▸ Task item
Report the number of lines below in which the word "time" occurs. Nothing else is needed.

▸ Records provided

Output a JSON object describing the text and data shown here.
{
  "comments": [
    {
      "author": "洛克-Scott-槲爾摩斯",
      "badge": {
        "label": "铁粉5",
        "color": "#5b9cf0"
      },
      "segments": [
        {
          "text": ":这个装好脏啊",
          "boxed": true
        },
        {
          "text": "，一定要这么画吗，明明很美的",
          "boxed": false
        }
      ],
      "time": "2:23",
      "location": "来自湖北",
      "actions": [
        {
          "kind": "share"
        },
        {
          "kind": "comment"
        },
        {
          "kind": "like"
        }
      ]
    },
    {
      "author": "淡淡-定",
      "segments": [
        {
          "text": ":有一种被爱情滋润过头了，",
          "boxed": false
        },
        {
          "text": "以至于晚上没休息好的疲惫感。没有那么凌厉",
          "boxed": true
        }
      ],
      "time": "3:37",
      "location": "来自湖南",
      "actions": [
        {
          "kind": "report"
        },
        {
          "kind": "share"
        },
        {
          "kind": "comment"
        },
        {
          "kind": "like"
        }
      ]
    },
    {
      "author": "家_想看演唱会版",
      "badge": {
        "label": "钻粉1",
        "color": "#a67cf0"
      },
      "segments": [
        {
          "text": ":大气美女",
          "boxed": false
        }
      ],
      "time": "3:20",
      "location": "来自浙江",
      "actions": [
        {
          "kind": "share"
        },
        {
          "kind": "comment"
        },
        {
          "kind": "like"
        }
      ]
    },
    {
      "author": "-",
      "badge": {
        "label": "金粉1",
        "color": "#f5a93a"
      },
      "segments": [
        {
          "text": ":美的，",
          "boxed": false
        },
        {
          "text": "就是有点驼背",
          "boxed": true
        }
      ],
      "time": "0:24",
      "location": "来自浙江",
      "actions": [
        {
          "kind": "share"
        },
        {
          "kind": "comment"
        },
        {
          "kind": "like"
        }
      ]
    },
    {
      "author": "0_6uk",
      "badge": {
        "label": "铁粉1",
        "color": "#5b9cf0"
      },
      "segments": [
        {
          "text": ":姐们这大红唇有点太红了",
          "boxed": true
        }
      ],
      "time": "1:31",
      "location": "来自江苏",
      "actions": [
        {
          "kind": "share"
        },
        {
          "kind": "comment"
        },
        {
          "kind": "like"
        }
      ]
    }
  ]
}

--

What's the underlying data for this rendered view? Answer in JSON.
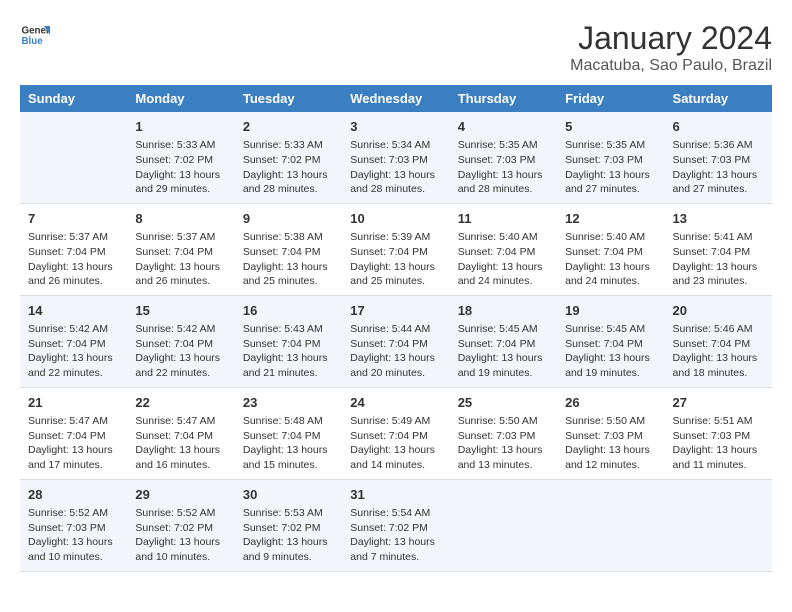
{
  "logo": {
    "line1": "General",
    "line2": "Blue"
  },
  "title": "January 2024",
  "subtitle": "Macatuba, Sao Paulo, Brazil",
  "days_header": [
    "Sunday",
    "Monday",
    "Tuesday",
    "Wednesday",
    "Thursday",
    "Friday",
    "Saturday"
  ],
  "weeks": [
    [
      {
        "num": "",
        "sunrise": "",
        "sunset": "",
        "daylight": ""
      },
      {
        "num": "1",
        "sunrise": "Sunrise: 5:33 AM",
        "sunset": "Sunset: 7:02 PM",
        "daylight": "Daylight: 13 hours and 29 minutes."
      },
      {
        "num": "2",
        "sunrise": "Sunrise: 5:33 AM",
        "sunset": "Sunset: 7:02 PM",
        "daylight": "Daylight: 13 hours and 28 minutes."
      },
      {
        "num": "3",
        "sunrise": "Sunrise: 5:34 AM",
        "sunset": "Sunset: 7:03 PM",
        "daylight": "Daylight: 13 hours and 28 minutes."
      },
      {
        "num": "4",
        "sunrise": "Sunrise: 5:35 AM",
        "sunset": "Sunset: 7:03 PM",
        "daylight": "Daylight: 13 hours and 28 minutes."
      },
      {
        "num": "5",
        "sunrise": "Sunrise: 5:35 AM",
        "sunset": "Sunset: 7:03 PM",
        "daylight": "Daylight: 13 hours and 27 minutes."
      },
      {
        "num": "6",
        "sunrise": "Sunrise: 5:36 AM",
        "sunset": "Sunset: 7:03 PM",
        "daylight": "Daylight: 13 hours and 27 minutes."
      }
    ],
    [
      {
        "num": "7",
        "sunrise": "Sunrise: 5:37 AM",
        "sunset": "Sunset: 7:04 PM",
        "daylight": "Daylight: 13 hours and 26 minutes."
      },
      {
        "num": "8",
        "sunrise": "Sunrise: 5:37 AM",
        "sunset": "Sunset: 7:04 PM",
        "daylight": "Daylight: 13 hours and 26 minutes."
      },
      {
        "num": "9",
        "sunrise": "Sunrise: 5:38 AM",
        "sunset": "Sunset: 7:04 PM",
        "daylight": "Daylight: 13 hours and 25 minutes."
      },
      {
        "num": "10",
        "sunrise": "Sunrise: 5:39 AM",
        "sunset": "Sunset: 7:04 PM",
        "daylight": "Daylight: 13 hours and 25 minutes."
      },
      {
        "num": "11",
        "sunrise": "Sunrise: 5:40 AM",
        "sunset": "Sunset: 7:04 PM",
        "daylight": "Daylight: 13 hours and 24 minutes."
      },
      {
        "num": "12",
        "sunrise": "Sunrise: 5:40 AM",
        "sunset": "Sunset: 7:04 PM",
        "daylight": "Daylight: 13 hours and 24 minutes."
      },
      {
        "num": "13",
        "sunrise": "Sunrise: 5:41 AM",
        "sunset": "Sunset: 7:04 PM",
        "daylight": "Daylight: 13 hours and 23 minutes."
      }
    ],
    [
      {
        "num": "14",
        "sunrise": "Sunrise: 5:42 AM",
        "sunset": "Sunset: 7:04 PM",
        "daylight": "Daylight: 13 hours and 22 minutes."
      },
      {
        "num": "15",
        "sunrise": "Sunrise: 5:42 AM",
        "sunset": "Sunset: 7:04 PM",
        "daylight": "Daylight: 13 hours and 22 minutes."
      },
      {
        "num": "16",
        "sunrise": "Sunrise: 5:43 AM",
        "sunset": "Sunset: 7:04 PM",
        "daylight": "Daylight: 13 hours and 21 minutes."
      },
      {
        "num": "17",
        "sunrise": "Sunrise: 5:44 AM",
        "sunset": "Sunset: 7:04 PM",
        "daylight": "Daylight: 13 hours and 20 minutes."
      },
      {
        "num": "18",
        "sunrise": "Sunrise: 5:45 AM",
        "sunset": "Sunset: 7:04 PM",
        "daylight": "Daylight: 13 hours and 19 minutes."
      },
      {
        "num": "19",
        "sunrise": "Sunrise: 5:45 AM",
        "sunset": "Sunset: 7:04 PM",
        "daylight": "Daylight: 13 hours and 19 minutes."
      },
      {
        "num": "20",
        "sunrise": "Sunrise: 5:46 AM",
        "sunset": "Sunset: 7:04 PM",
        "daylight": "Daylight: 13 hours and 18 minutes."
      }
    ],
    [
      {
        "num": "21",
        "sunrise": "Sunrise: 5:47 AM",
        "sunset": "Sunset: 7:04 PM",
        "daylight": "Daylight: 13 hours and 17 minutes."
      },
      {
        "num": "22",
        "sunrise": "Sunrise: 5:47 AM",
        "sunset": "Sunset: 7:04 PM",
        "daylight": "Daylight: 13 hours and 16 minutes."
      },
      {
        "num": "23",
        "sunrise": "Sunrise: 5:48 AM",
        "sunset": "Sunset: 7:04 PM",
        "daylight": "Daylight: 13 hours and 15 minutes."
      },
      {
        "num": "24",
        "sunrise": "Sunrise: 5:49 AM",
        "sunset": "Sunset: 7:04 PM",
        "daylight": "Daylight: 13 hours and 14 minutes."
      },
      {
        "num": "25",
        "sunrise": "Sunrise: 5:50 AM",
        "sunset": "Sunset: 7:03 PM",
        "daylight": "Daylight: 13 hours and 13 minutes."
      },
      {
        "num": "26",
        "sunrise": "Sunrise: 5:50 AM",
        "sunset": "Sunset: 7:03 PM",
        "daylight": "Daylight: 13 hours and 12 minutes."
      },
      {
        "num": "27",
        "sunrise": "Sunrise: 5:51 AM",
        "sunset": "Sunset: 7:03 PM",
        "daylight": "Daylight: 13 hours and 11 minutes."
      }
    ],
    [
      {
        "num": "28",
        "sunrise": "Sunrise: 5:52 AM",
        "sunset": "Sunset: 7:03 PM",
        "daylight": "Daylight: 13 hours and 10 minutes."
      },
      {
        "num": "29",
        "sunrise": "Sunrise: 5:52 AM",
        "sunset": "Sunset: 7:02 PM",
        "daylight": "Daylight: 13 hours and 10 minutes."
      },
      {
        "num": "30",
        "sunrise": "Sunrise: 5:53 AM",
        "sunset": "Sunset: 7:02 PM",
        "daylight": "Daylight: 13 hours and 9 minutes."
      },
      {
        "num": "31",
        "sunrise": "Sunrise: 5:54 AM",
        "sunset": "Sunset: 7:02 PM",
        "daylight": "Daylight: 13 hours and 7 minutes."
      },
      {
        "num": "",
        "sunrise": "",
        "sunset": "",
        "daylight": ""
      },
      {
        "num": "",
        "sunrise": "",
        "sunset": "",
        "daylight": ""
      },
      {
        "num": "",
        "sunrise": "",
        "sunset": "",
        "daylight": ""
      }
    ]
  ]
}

▸ Expected answer
5